Veteran Stars and Contemporary Pros Come Together At a Clinic and Benefit to Raise Money for Academy

The historic Jack Kramer Club in Rolling Hills Estates plays host to this year’s Los Angeles Tennis Bash on the morning of Saturday, December 9, with a series of clinics and games for juniors and adults to raise money for SoCal-based First Break Academy.

Both veteran Hall of Fame stars and top-ranked contemporary names will be on hand for the event. The lineup includes 22-time Grand Slam champion and First Break benefactor Pam Shriver, and two-time US Open women’s singles champion and former world No. 1 Tracy Austin, as well as current WTA pros Shelby Rogers and Nicole Gibbs and current ATP pros Steve Johnson, Jared Donaldson, Taylor Fritz and Bradley Klahn. Other players involved: Wimbledon mixed doubles champion Kimberly Po, former top 10 doubles player and current Kramer Club director of tennis Jeff Tarango and former WTA pro and current Pepperdine women’s assistant coach Lauren Embree.

As its name suggests, First Break Academy gives children an initial experience with tennis while also allowing for other forms of play. “For the past few years, First Break Academy has brought children to tennis who might otherwise not have been exposed to the sport,” says Shriver. “Multi-sport play like basketball is merged into early tennis instruction with great success. it’s a win-win model.”

In addition to competitive tennis games for all levels of play, Los Angeles Tennis Bash also features a Hard Racquet Demo Court, MultiSport Kid Zone, lunch and a silent auction.

First Break Academy’s Executive Director Peggy Bott is grateful for the contributions of this year’s renowned volunteers, and she has her eye on the organization’s future. “We have made tremendous strides in a short time,” she says, “and wish to build and continue to fund scholarships for dedicated youth who attend our tennis and learning programs.”

To register for LA Tennis Bash 2017, go to Tickets are $75 for adults and $40 for juniors (17 and under) and spectators are $35, which includes lunch and the silent auction access. Levels of sponsorships include: Champion ($1,500), Finalist ($750), Semifinalist ($500), Quarterfinalist ($250) and Friend ($50), and auction items exceeding $100 are also being accepted.



After 40 competitive seasons as the Head Women’s Tennis Coach at Loyola Marymount University, Jamie Sanchez is taking his wealth of experience and everlasting passion for the game to its sister institution, Marymount California University.

Since 2006, both the men’s and women’s tennis programs at MCU have been inactive.

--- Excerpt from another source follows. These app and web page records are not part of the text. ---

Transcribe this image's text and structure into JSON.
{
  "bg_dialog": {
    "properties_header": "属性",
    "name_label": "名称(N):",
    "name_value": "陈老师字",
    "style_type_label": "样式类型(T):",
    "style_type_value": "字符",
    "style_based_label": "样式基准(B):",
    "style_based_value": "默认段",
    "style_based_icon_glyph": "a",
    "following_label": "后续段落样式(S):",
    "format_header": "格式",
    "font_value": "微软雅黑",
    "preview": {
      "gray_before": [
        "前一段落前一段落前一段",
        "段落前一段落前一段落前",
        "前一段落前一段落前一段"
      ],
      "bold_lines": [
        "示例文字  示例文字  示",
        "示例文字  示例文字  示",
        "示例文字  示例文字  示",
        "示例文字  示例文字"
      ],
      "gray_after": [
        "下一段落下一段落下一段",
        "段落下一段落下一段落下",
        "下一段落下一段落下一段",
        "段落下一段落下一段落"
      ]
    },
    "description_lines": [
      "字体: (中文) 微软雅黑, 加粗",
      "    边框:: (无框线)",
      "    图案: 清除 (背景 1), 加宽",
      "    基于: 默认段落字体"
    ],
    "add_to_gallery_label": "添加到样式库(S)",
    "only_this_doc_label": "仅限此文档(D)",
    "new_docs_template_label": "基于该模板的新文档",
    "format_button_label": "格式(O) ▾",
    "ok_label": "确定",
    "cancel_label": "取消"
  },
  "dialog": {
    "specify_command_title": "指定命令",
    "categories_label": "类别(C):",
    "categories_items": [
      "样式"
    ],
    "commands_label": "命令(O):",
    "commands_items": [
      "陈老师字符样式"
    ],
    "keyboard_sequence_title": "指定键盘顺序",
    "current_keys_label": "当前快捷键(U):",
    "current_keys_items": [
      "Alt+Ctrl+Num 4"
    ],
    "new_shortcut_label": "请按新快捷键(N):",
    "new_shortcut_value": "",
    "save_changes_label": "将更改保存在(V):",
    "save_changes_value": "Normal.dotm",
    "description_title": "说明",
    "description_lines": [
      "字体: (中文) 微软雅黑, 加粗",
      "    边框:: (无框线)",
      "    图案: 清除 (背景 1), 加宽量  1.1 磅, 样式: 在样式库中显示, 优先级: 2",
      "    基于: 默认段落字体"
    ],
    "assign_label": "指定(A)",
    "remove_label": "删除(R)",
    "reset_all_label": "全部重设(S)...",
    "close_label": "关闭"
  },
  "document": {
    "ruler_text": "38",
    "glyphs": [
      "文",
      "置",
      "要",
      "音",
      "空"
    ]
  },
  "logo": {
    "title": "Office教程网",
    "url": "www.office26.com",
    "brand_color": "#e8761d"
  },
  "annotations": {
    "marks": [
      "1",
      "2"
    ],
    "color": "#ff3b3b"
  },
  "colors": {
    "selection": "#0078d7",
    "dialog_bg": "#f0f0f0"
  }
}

Enter Sanchez, who will rebuild these programs and take over as the head coach for both teams. “I am really excited about starting two tennis programs at such a great university,” he says. “I hope the part I take in establishing these programs in the greatest sport ever can mirror the growth and insight that the University has for lifelong learning.”

Ironically, this role comes full circle to Sanchez as he implemented the women’s tennis program at LMU those many years ago. The 2017-2018 season at MCU will be dedicated to recruiting, with the official launch of both programs in the fall of 2018. “I’m actively reaching out to all the junior colleges,” says Sanchez. “My emphasis is on connecting with the tennis community in Southern California and more prominently the Catholic schools and any and all high schools in the 30-mile radius, without excluding anyone else. Community colleges in SoCal are part of the outreach.

“I’m also going through the channels of the SCTA, reaching out to the players through that conduit – all of the tennis families, and kids that are involved in tennis in general. It’s a combined effort – we’re trying to start two programs, but we also need to inform people that Marymount California is starting a tennis program. People are still finding that out.”

Embracing that “growth is a part of change,” Sanchez is an ideal figure for this type of outreach because his love for tennis runs so deep. “Here’s the thing about tennis – I’ve always had a passion for the sport itself,” he says. “I’m an unlikely candidate for the sport because I played football all four years of high school and didn’t play tennis until senior year, I was a late arrival to the game. I played college football and tennis all four years of college. It’s a lifelong sport – at no matter what level you partake, it’s enjoyable and rewarding. That’s been the catalyst and I find it very exciting to be doing it here.”

Sanchez is looking forward to forging new connections, both in and out of the new programs, and he welcomes hearing from all those who are interested. “There are so many ways to reach out and make sure the word is spread,” he says. “I’m open to and I’m really looking forward to people contacting me. They may not end up coming here and that’s ok. Just reaching out and making the communication is of utmost importance for all those who have a common bond, and that’s the game.”